˷ ငါ့ [ŋa̰] Tense or creaky phonation (sometimes with lax glottal stop), medium duration, high intensity, high (often slightly falling) pitch

Notes[edit]

  1. ^ a b c d Unaspirated, like /p t k/ etc. in Romance or Slavic languages.
  2. ^ a b c d e Heavily aspirated.
  3. ^ The vowel before the /ɴ/ is always nasalized, and if a consonant follows /ɴ/, then the /ɴ/ becomes homorganic with the following consonant. It is never uvular, more functioning as a nasal approximant, either alveolar or velar. See here for more details.
  4. ^ A marginal consonant in Burmese, /ɹ/ occurs only in foreign words, and even there is often replaced by /j/ or /l/.

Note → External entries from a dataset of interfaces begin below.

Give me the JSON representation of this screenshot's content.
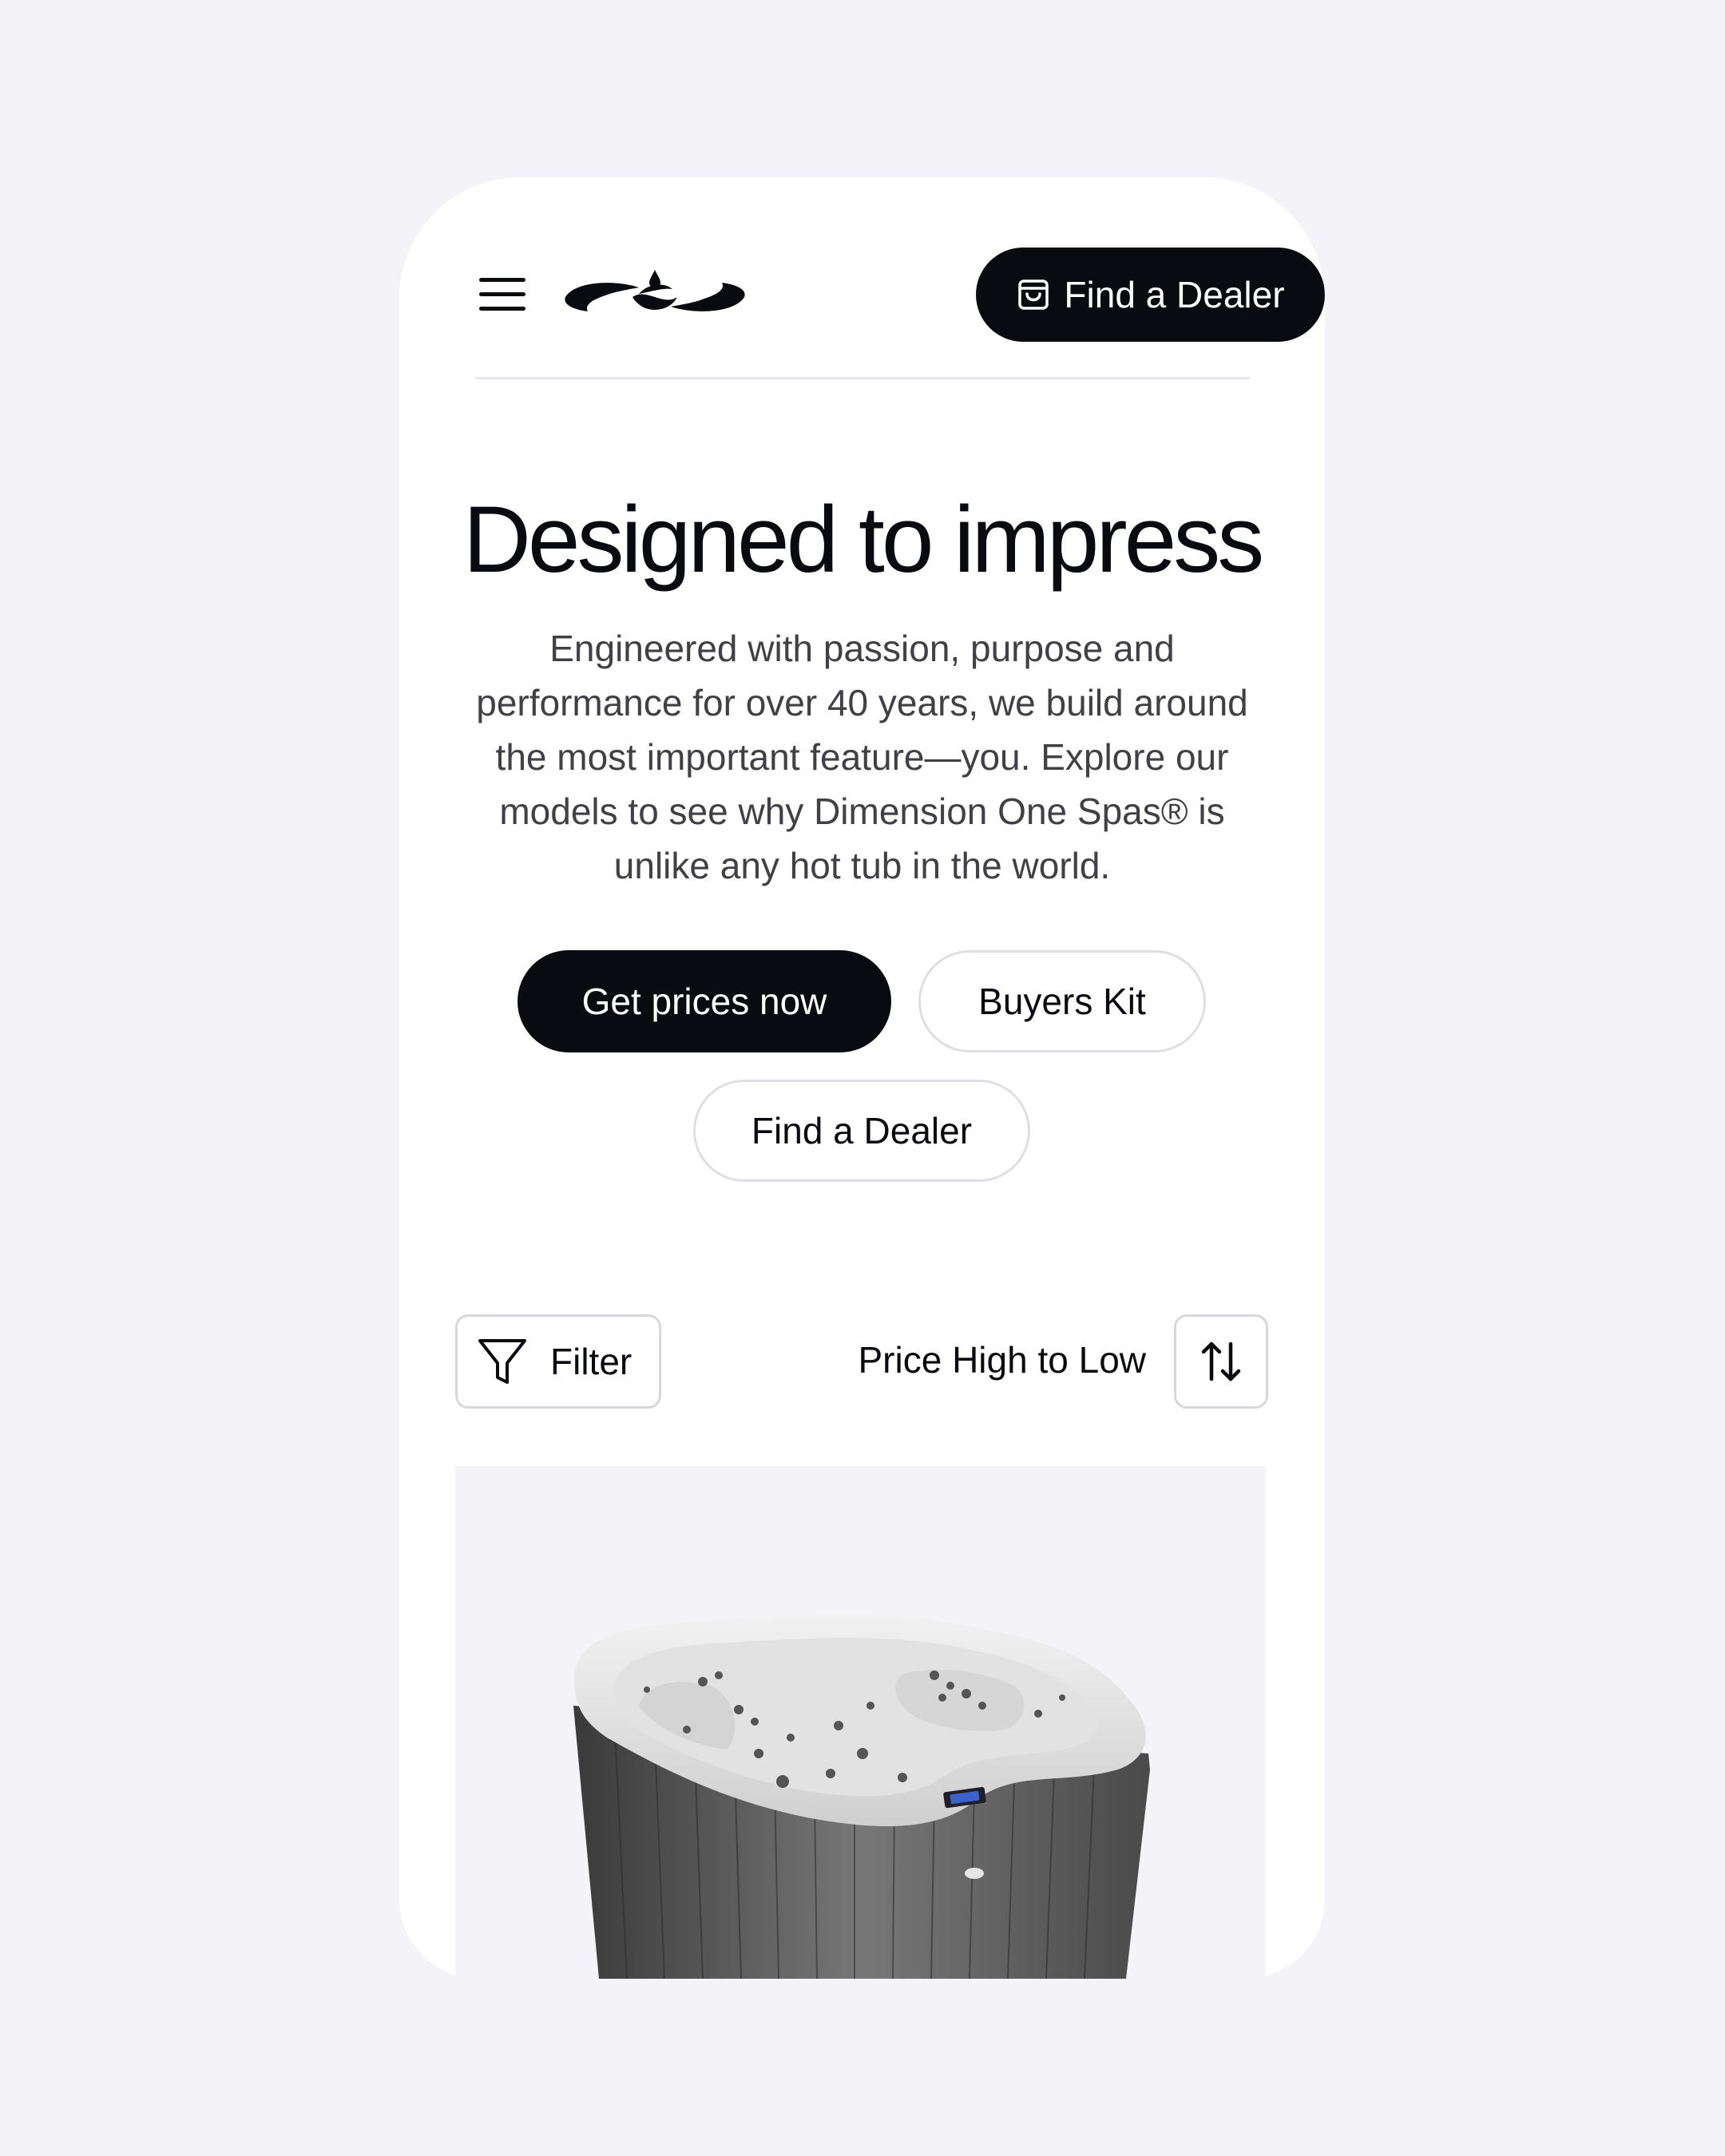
{
  "header": {
    "menu_icon": "hamburger-menu-icon",
    "logo_icon": "dimension-one-logo",
    "cta_icon": "shopping-bag-icon",
    "cta_label": "Find a Dealer"
  },
  "hero": {
    "title": "Designed to impress",
    "description": "Engineered with passion, purpose and performance for over 40 years, we build around the most important feature—you. Explore our models to see why Dimension One Spas® is unlike any hot tub in the world.",
    "primary_button": "Get prices now",
    "buyers_kit_button": "Buyers Kit",
    "dealer_button": "Find a Dealer"
  },
  "toolbar": {
    "filter_label": "Filter",
    "filter_icon": "funnel-icon",
    "sort_label": "Price High to Low",
    "sort_icon": "sort-arrows-icon"
  },
  "product": {
    "image": "hot-tub-photo"
  },
  "colors": {
    "background": "#f4f3f7",
    "surface": "#ffffff",
    "primary": "#0a0b10",
    "body_text": "#404046",
    "border": "#dfdfe3"
  }
}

  5. ^ a b c d e The sounds [aʊ̯], [eɪ̯], [ɪ], [oʊ̯], and [ʊ] are allophones of /ɔ/, /e/, /i/, /o/, and /u/ respectively, occurring in closed syllables, i.e. before /ɴ/ and /ʔ/.